My one major regret from last year’s three week sojourn to Southern Africa was that I didn’t get a chance to fish for bass. I know that seems odd because even though they’re spread all over the globe bass seem to be the quintessentially American sportfish and I live in their home territory. Nevertheless, I always want to be on the forefront of both emerging fisheries and fisheries that are peaking and countries like Botswana and Mozambique seem primed to explode as destinations for the well-heeled bass traveler. I was glad that I got a chance to go to Falcon before the masses discovered it, and I hope to go to Rayburn this fall while it’s on the upswing, but Africa is a whole different bag of Senkos. While bass have been there for decades, I’d assume that issues related to access to many of the prime waters make many of their fisheries akin to what America’s great reservoirs were during the 50s and 60s.
I’d already wanted to go back to the continent because even in 3 weeks we saw only very small slivers of five countries – South Africa, Botswana, Namibia, Zimbabwe and Zambia – but my friend George Robey’s article in the latest issue of Bassmaster entitled “The Wildest Bass Destination on Earth” transformed it from a “some day down the road” event to something that I need to make happen.

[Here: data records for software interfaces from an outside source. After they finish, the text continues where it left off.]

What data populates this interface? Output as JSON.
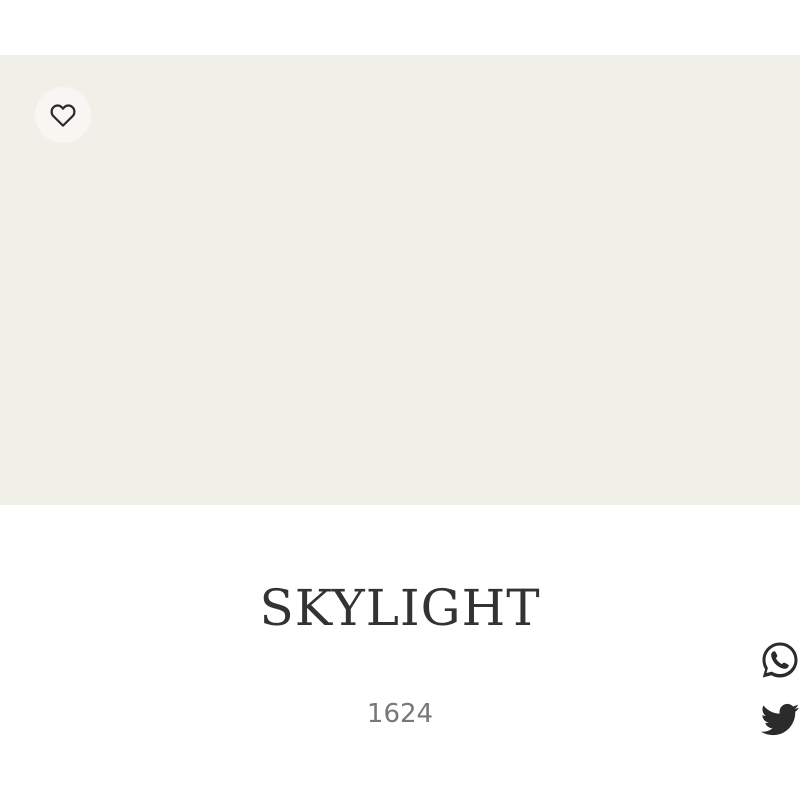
{
  "swatch": {
    "color": "#f0efe8",
    "favorite_icon": "heart-outline-icon"
  },
  "color_name": "SKYLIGHT",
  "color_code": "1624",
  "share": {
    "whatsapp_icon": "whatsapp-icon",
    "twitter_icon": "twitter-icon"
  },
  "colors": {
    "title_text": "#333333",
    "code_text": "#777777",
    "icon": "#2b2b2b"
  }
}
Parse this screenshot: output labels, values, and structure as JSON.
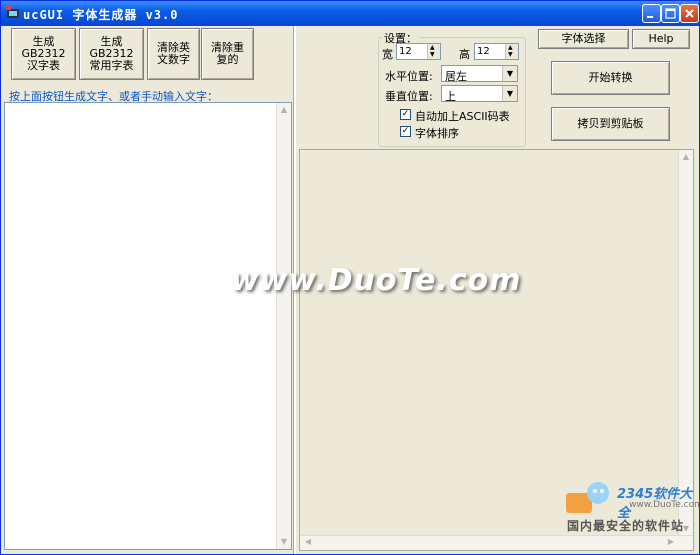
{
  "window": {
    "title": "ucGUI 字体生成器 v3.0",
    "title_color": "#0845d4"
  },
  "titlebar_buttons": [
    "minimize-icon",
    "maximize-icon",
    "close-icon"
  ],
  "left_toolbar": {
    "buttons": [
      {
        "label": "生成GB2312\n汉字表"
      },
      {
        "label": "生成GB2312\n常用字表"
      },
      {
        "label": "清除英\n文数字"
      },
      {
        "label": "清除重\n复的"
      }
    ],
    "hint": "按上面按钮生成文字、或者手动输入文字："
  },
  "settings": {
    "group_title": "设置：",
    "width_label": "宽",
    "width_value": "12",
    "height_label": "高",
    "height_value": "12",
    "h_align_label": "水平位置:",
    "h_align_value": "居左",
    "v_align_label": "垂直位置:",
    "v_align_value": "上",
    "auto_ascii_label": "自动加上ASCII码表",
    "auto_ascii_checked": true,
    "sort_label": "字体排序",
    "sort_checked": true
  },
  "right_buttons": {
    "font_select": "字体选择",
    "help": "Help",
    "start": "开始转换",
    "copy": "拷贝到剪贴板"
  },
  "watermark": {
    "text": "www.DuoTe.com"
  },
  "logo": {
    "brand": "2345软件大全",
    "url": "www.DuoTe.com",
    "slogan": "国内最安全的软件站"
  }
}
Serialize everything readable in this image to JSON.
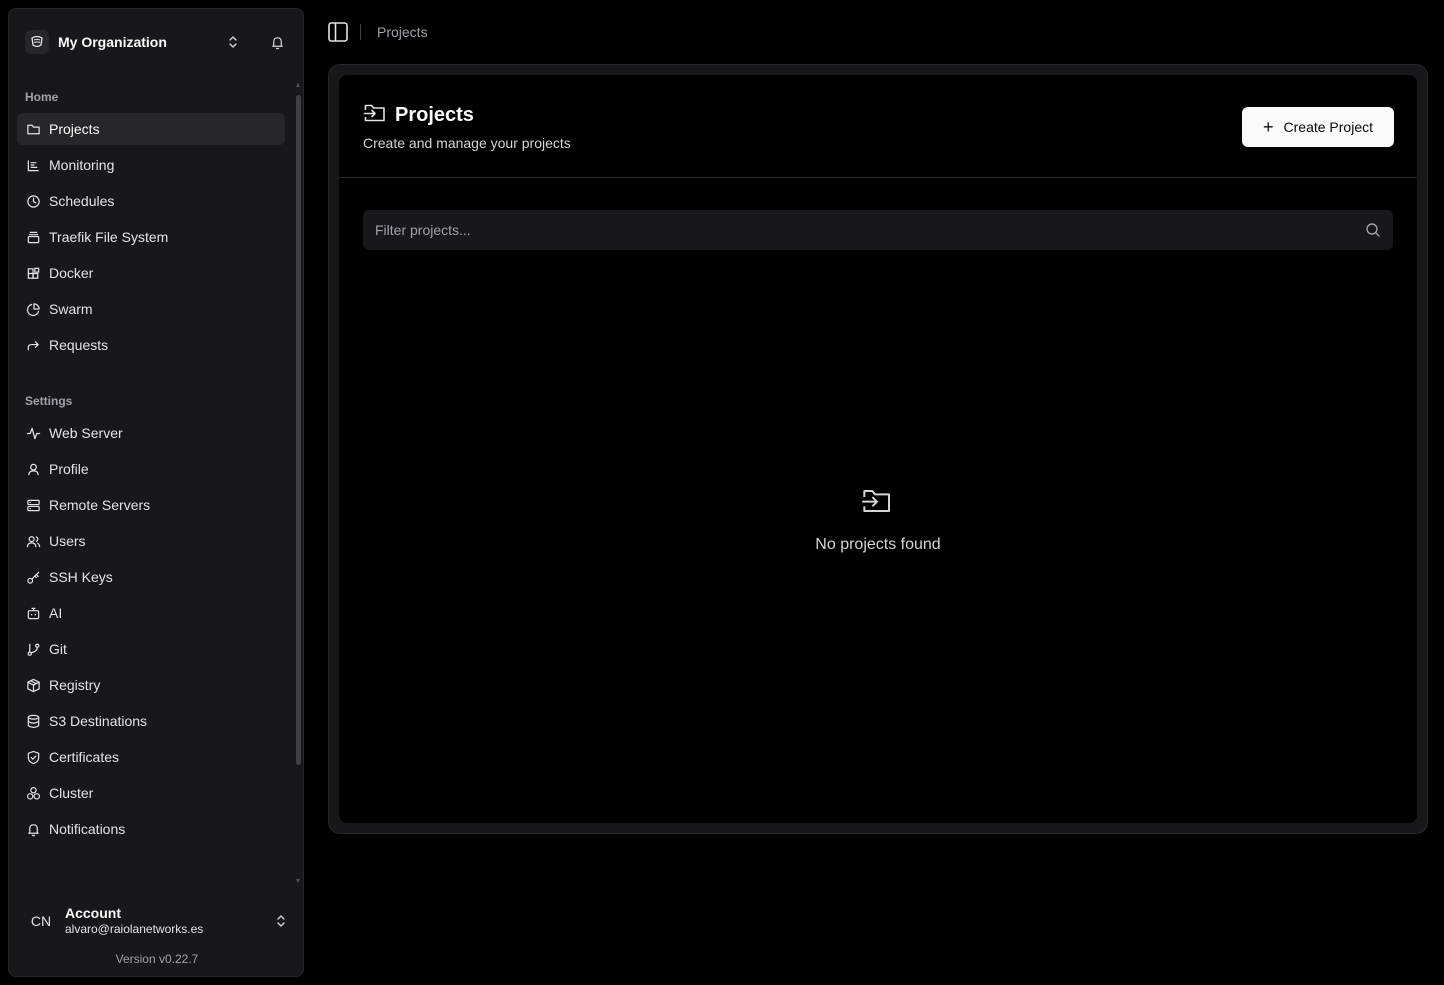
{
  "sidebar": {
    "org_name": "My Organization",
    "groups": [
      {
        "label": "Home",
        "items": [
          {
            "label": "Projects",
            "icon": "folder-icon",
            "active": true
          },
          {
            "label": "Monitoring",
            "icon": "bar-chart-icon"
          },
          {
            "label": "Schedules",
            "icon": "clock-icon"
          },
          {
            "label": "Traefik File System",
            "icon": "layers-icon"
          },
          {
            "label": "Docker",
            "icon": "blocks-icon"
          },
          {
            "label": "Swarm",
            "icon": "pie-chart-icon"
          },
          {
            "label": "Requests",
            "icon": "forward-icon"
          }
        ]
      },
      {
        "label": "Settings",
        "items": [
          {
            "label": "Web Server",
            "icon": "activity-icon"
          },
          {
            "label": "Profile",
            "icon": "user-icon"
          },
          {
            "label": "Remote Servers",
            "icon": "server-icon"
          },
          {
            "label": "Users",
            "icon": "users-icon"
          },
          {
            "label": "SSH Keys",
            "icon": "key-icon"
          },
          {
            "label": "AI",
            "icon": "bot-icon"
          },
          {
            "label": "Git",
            "icon": "git-branch-icon"
          },
          {
            "label": "Registry",
            "icon": "package-icon"
          },
          {
            "label": "S3 Destinations",
            "icon": "database-icon"
          },
          {
            "label": "Certificates",
            "icon": "shield-icon"
          },
          {
            "label": "Cluster",
            "icon": "boxes-icon"
          },
          {
            "label": "Notifications",
            "icon": "bell-icon"
          }
        ]
      }
    ],
    "account": {
      "initials": "CN",
      "title": "Account",
      "email": "alvaro@raiolanetworks.es"
    },
    "version": "Version v0.22.7"
  },
  "topbar": {
    "breadcrumb": "Projects"
  },
  "main": {
    "title": "Projects",
    "subtitle": "Create and manage your projects",
    "create_button": "Create Project",
    "filter_placeholder": "Filter projects...",
    "empty_message": "No projects found"
  },
  "colors": {
    "background": "#000000",
    "sidebar": "#18181b",
    "border": "#27272a",
    "primary_button": "#fafafa"
  }
}
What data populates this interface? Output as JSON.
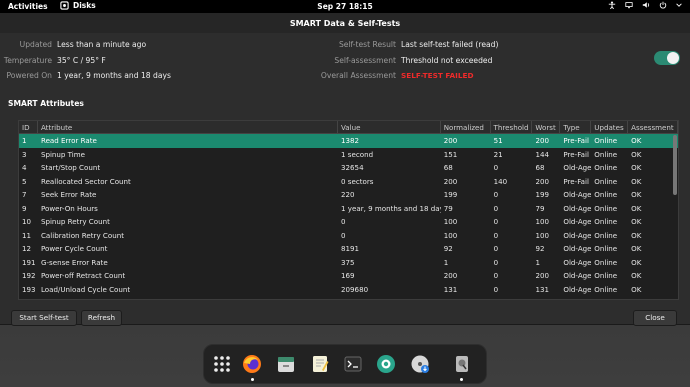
{
  "topbar": {
    "activities": "Activities",
    "app_name": "Disks",
    "clock": "Sep 27  18:15"
  },
  "dialog": {
    "title": "SMART Data & Self-Tests"
  },
  "info": {
    "updated_label": "Updated",
    "updated_value": "Less than a minute ago",
    "temperature_label": "Temperature",
    "temperature_value": "35° C / 95° F",
    "powered_on_label": "Powered On",
    "powered_on_value": "1 year, 9 months and 18 days",
    "self_test_label": "Self-test Result",
    "self_test_value": "Last self-test failed (read)",
    "self_assessment_label": "Self-assessment",
    "self_assessment_value": "Threshold not exceeded",
    "overall_label": "Overall Assessment",
    "overall_value": "SELF-TEST FAILED"
  },
  "smart_enabled": true,
  "attributes_heading": "SMART Attributes",
  "table": {
    "columns": [
      "ID",
      "Attribute",
      "Value",
      "Normalized",
      "Threshold",
      "Worst",
      "Type",
      "Updates",
      "Assessment"
    ],
    "rows": [
      [
        "1",
        "Read Error Rate",
        "1382",
        "200",
        "51",
        "200",
        "Pre-Fail",
        "Online",
        "OK"
      ],
      [
        "3",
        "Spinup Time",
        "1 second",
        "151",
        "21",
        "144",
        "Pre-Fail",
        "Online",
        "OK"
      ],
      [
        "4",
        "Start/Stop Count",
        "32654",
        "68",
        "0",
        "68",
        "Old-Age",
        "Online",
        "OK"
      ],
      [
        "5",
        "Reallocated Sector Count",
        "0 sectors",
        "200",
        "140",
        "200",
        "Pre-Fail",
        "Online",
        "OK"
      ],
      [
        "7",
        "Seek Error Rate",
        "220",
        "199",
        "0",
        "199",
        "Old-Age",
        "Online",
        "OK"
      ],
      [
        "9",
        "Power-On Hours",
        "1 year, 9 months and 18 days",
        "79",
        "0",
        "79",
        "Old-Age",
        "Online",
        "OK"
      ],
      [
        "10",
        "Spinup Retry Count",
        "0",
        "100",
        "0",
        "100",
        "Old-Age",
        "Online",
        "OK"
      ],
      [
        "11",
        "Calibration Retry Count",
        "0",
        "100",
        "0",
        "100",
        "Old-Age",
        "Online",
        "OK"
      ],
      [
        "12",
        "Power Cycle Count",
        "8191",
        "92",
        "0",
        "92",
        "Old-Age",
        "Online",
        "OK"
      ],
      [
        "191",
        "G-sense Error Rate",
        "375",
        "1",
        "0",
        "1",
        "Old-Age",
        "Online",
        "OK"
      ],
      [
        "192",
        "Power-off Retract Count",
        "169",
        "200",
        "0",
        "200",
        "Old-Age",
        "Online",
        "OK"
      ],
      [
        "193",
        "Load/Unload Cycle Count",
        "209680",
        "131",
        "0",
        "131",
        "Old-Age",
        "Online",
        "OK"
      ]
    ],
    "selected_row": 0
  },
  "buttons": {
    "start": "Start Self-test",
    "refresh": "Refresh",
    "close": "Close"
  },
  "dock": [
    "app-grid-icon",
    "firefox-icon",
    "files-icon",
    "text-editor-icon",
    "terminal-icon",
    "camera-aperture-icon",
    "disc-install-icon",
    "disk-utility-icon"
  ],
  "colors": {
    "accent": "#1b8a6f",
    "failed": "#ee2a2a"
  }
}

It’ll probably be a few years until I’ve saved the Dollars/Rand and vacation time necessary to get there to chase big’uns (what’s a 10 pounder in kilograms?), but I won’t rest until I land an 8-pounder with a hippo off my port side and a croc off the starboard.